#### WHAT YOU WILL DO
Your result should be the lines holding the word "marker", copied from the entries below.

********************

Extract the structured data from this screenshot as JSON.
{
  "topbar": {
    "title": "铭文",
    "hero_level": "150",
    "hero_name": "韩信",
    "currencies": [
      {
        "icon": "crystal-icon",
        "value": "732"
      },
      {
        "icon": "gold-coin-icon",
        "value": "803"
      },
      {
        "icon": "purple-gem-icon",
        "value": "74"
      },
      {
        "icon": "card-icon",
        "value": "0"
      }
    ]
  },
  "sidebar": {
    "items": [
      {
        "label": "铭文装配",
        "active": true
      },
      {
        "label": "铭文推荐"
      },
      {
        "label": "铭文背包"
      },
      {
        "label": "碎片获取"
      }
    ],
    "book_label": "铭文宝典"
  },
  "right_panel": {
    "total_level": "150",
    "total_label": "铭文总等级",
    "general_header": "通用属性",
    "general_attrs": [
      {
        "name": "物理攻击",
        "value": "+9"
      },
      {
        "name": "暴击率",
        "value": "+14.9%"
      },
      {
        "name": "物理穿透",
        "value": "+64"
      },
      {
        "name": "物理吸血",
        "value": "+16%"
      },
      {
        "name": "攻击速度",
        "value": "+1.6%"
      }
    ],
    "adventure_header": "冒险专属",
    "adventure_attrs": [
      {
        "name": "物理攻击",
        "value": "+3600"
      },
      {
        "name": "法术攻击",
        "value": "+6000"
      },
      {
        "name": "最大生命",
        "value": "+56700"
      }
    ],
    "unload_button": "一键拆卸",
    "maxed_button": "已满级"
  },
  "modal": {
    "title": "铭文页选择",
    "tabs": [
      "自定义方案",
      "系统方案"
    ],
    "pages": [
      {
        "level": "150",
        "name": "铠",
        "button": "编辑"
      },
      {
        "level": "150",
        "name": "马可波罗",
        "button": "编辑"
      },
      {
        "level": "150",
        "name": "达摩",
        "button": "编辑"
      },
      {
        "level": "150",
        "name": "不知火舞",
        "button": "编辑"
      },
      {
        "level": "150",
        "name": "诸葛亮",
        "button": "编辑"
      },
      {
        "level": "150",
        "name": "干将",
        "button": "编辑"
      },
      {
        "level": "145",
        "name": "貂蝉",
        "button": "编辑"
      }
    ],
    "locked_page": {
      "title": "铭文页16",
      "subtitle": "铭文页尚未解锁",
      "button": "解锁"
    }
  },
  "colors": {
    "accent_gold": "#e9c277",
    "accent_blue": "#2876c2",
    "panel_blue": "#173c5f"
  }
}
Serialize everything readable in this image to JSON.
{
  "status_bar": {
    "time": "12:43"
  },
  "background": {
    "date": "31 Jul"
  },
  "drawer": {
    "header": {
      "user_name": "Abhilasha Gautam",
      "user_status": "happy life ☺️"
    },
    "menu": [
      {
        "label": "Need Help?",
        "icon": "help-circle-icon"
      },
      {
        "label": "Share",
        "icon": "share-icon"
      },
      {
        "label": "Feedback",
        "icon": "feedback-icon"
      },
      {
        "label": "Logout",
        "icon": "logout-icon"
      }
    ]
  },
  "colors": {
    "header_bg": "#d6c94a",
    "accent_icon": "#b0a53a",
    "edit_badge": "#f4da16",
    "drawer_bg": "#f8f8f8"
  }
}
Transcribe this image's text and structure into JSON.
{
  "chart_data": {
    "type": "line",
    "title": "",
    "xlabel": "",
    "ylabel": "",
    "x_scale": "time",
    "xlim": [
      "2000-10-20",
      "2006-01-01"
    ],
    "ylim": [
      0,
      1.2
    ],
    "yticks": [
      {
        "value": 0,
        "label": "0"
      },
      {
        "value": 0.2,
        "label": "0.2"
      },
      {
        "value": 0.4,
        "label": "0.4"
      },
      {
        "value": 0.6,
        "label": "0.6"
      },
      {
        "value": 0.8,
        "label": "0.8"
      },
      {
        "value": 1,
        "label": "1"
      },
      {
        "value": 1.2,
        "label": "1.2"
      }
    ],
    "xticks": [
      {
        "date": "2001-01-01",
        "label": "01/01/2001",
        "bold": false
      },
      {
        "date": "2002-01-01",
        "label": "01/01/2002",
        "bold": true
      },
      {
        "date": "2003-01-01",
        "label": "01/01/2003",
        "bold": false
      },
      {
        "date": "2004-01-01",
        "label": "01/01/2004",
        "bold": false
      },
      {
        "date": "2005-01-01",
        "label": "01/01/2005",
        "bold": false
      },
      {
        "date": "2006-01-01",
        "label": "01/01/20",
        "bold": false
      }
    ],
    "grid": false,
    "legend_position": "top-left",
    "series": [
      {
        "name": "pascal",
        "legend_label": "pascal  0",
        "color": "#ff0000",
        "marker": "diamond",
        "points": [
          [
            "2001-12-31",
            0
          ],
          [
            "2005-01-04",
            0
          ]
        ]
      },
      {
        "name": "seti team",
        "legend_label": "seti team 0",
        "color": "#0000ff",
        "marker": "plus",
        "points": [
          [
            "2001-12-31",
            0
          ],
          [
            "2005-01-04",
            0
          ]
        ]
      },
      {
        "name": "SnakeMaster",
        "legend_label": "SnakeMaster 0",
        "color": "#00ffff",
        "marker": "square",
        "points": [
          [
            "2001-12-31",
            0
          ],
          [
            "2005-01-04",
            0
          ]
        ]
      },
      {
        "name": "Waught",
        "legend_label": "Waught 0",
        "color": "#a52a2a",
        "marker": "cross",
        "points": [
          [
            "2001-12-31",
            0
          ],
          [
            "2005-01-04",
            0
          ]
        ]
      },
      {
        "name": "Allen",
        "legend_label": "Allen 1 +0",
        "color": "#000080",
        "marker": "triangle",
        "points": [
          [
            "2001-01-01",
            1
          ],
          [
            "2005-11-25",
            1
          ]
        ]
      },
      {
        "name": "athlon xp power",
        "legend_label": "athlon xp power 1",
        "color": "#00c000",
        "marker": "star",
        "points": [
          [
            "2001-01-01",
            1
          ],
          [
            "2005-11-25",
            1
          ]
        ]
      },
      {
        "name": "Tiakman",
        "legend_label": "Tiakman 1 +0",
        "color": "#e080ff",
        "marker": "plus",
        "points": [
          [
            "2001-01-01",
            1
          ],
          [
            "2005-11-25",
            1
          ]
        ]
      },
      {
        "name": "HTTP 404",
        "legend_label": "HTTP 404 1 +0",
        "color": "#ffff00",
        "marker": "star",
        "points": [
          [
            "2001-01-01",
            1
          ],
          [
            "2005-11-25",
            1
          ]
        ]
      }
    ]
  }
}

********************

#### RESPONSE AREA
        "marker": "diamond",
        "marker": "plus",
        "marker": "square",
        "marker": "cross",
        "marker": "triangle",
        "marker": "star",
        "marker": "plus",
        "marker": "star",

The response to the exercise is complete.